Now assume a per capita GDP growth rate of 2.1 per cent per year. Thus from a GDP per capita of $250 in year 1, we get a $255 as the per capita GDP for year two. Also assume a 2 percent annual population growth rate. So in year 2, the population is 357 million (up from 350 million), and the GDP in year 2 is $89.25 billion (the product of population 357 million times the $255 per capita GDP.)

To continue doing this exercise for years 3 through 62, we use a spreadsheet. Starting with $250 as the per capita GDP at year 1, at 2.1 per cent growth rate, by year 62, we get a per capita GDP of $900. If year 1 is 1947, year 62 is 2009. That looks reasonable. The 2.1 per cent per capita GDP growth rate we used gives us approximately the actual per capita GDP of India in 2009. The assumed annual population growth rate of 2 per cent is also reasonable since a population of 350 million in year 1947 grows to around 1.2 billion in year 2009.

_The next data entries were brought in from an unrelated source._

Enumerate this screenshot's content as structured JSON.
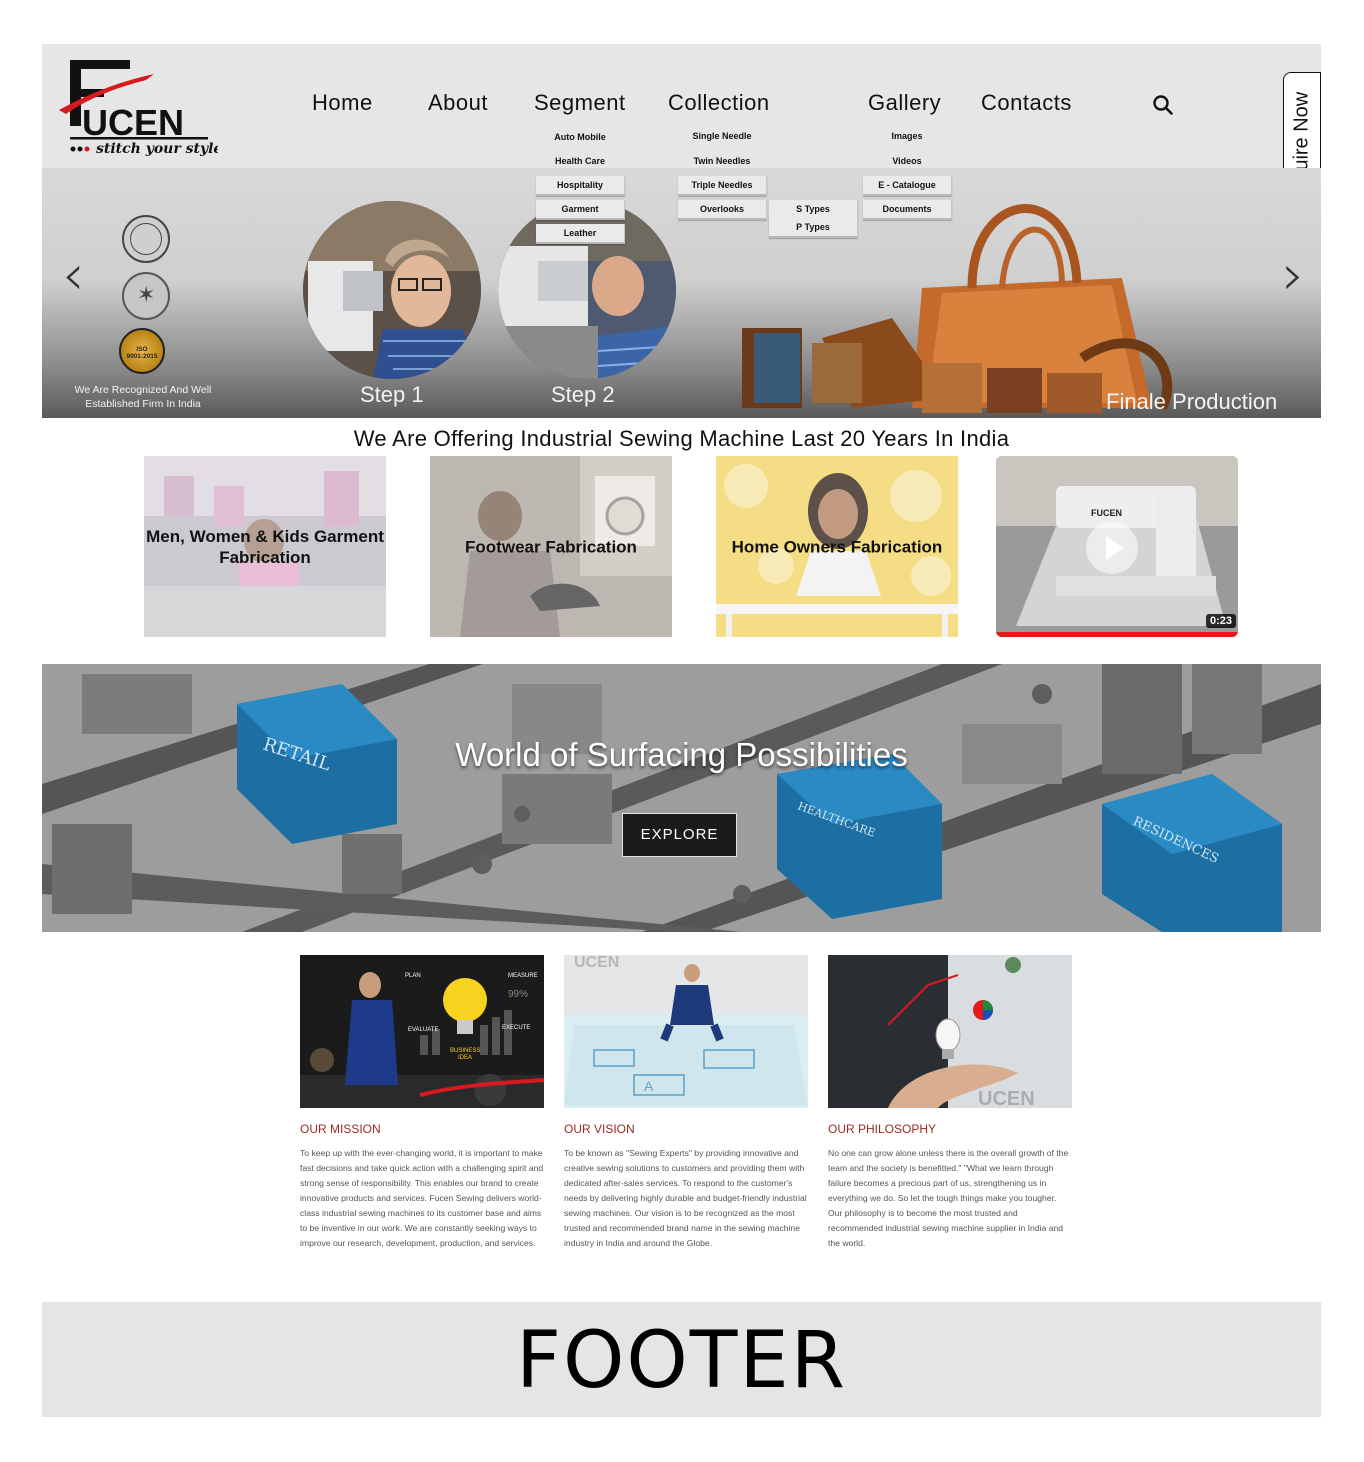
{
  "brand": {
    "name": "UCEN",
    "tagline": "stitch your style",
    "accent_color": "#d71920"
  },
  "nav": {
    "home": "Home",
    "about": "About",
    "segment": "Segment",
    "collection": "Collection",
    "gallery": "Gallery",
    "contacts": "Contacts",
    "search_icon": "search-icon"
  },
  "dropdowns": {
    "segment": [
      "Auto Mobile",
      "Health Care",
      "Hospitality",
      "Garment",
      "Leather"
    ],
    "collection": [
      "Single Needle",
      "Twin Needles",
      "Triple Needles",
      "Overlooks"
    ],
    "overlooks_sub": [
      "S Types",
      "P Types"
    ],
    "gallery": [
      "Images",
      "Videos",
      "E - Catalogue",
      "Documents"
    ]
  },
  "enquire": "Enquire Now",
  "hero": {
    "recognized": "We Are Recognized And Well Established Firm In India",
    "iso_badge": "ISO 9001:2015",
    "step1": "Step 1",
    "step2": "Step 2",
    "finale": "Finale Production",
    "prev_icon": "chevron-left-icon",
    "next_icon": "chevron-right-icon"
  },
  "offer": {
    "heading": "We Are Offering Industrial Sewing Machine Last 20 Years In India",
    "cards": [
      "Men, Women & Kids Garment Fabrication",
      "Footwear Fabrication",
      "Home Owners Fabrication"
    ],
    "video_duration": "0:23",
    "video_accent": "#e21b1b"
  },
  "world": {
    "title": "World of Surfacing Possibilities",
    "button": "EXPLORE",
    "signs": [
      "RETAIL",
      "HEALTHCARE",
      "RESIDENCES"
    ]
  },
  "mission": {
    "title_color": "#9a2a1f",
    "items": [
      {
        "title": "OUR MISSION",
        "text": "To keep up with the ever-changing world, it is important to make fast decisions and take quick action with a challenging spirit and strong sense of responsibility. This enables our brand to create innovative products and services. Fucen Sewing delivers world-class industrial sewing machines to its customer base and aims to be inventive in our work. We are constantly seeking ways to improve our research, development, production, and services.",
        "image_words": [
          "PLAN",
          "MEASURE",
          "99%",
          "EVALUATE",
          "EXECUTE",
          "BUSINESS",
          "IDEA"
        ]
      },
      {
        "title": "OUR VISION",
        "text": "To be known as \"Sewing Experts\" by providing innovative and creative sewing solutions to customers and providing them with dedicated after-sales services. To respond to the customer's needs by delivering highly durable and budget-friendly industrial sewing machines. Our vision is to be recognized as the most trusted and recommended brand name in the sewing machine industry in India and around the Globe."
      },
      {
        "title": "OUR PHILOSOPHY",
        "text": "No one can grow alone unless there is the overall growth of the team and the society is benefitted.\" \"What we learn through failure becomes a precious part of us, strengthening us in everything we do. So let the tough things make you tougher. Our philosophy is to become the most trusted and recommended industrial sewing machine supplier in India and the world."
      }
    ]
  },
  "footer": {
    "label": "FOOTER"
  }
}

So now we have for each year from 1947 through 2009, estimates of population and per capita GDP. Multiplying those numbers gives us the total GDP for each of the 62 years. For example, for 2009 the GDP of India works out to be $1.061 trillion, which is the product of 1.2 billion population and $900 annual per capita income.

Finally, we add up the annual GDPs for those 62 years to get a great big number: the estimated actual aggregate GDP 1947-2009. It is $24.5 trillion (in 2010 dollars.) This number is an approximation of how much income Indians produced (and earned) over that period.

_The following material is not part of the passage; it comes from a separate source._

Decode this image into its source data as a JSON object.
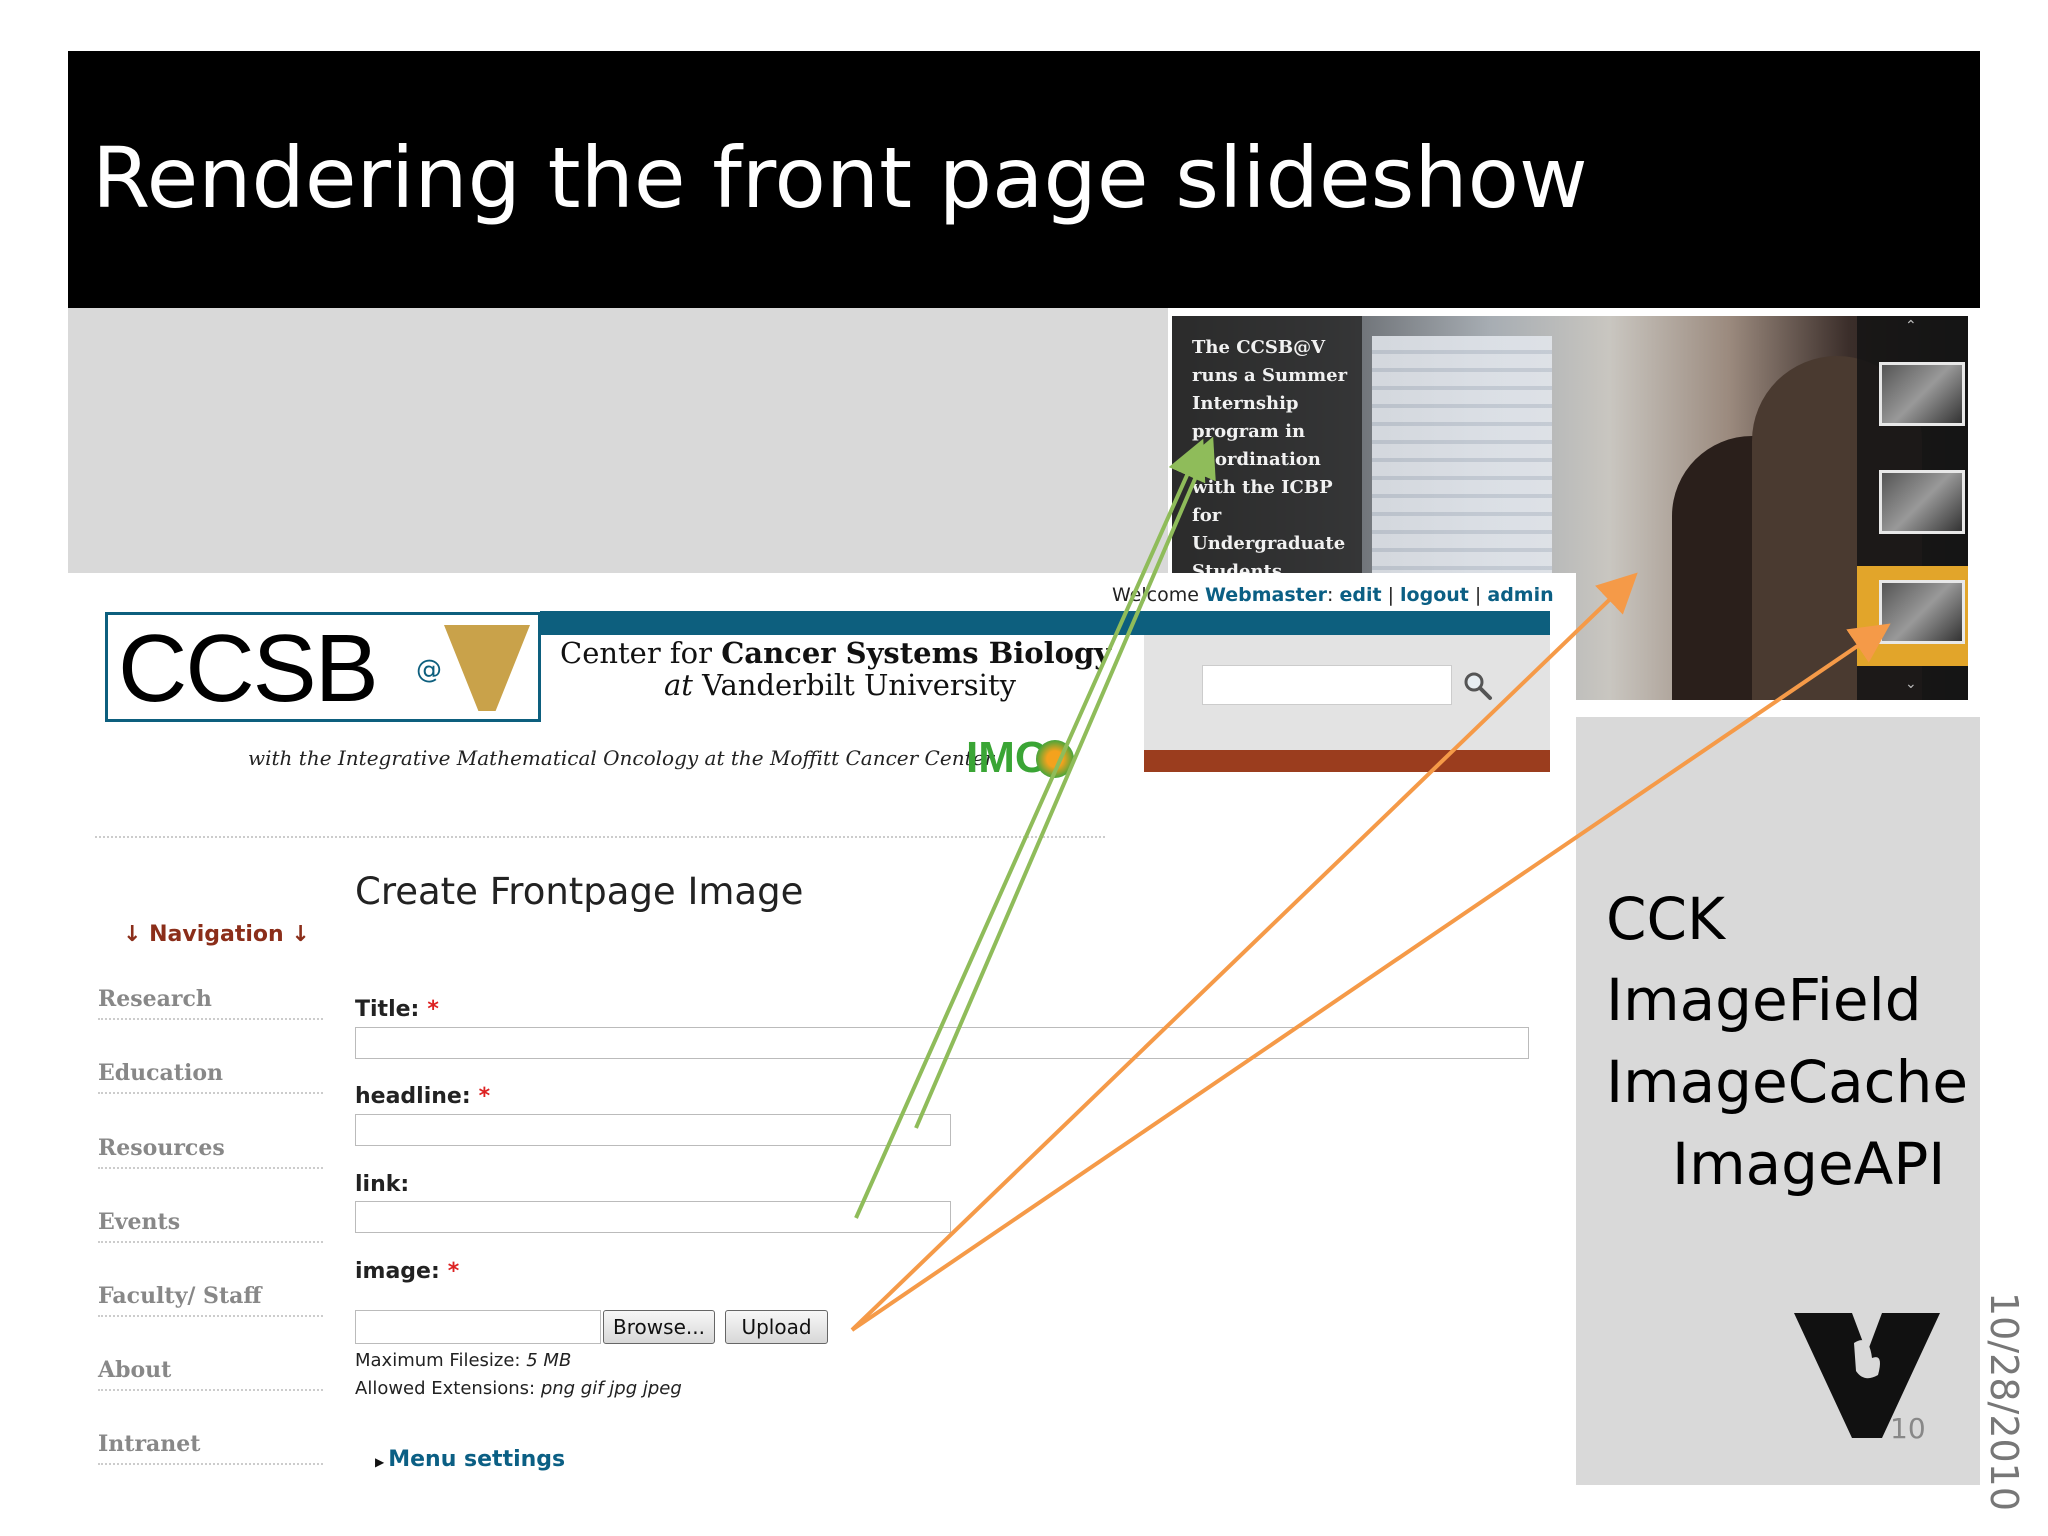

Now we do the counterfactual part of this exercise. Redo the numbers but with one difference: instead of a 2.1 per cent growth rate of annual per capita GDP, assume 6 per cent. We do the numbers again. We find that we get a per capita GDP of $9,300 in the year 2009. That is the per capita income of a middle-income country. That’s an order of magnitude higher than the $900 number.

With 6 per cent per capita GDP growth rate, the aggregate GDP works out to be $143 trillion. The difference between the estimated actual cumulative GDP of $24.5 trillion and the counterfactual $143 trillion is a mind-blowing $120 trillion. What does it mean?

What are the implications? Is 6 per cent growth of per capita GDP possible for such an extended period? What would have been possible given that? What about poverty? Global power and influence? What about the impact on the lives of hundreds of millions of people?

The next part of this series will explain all that.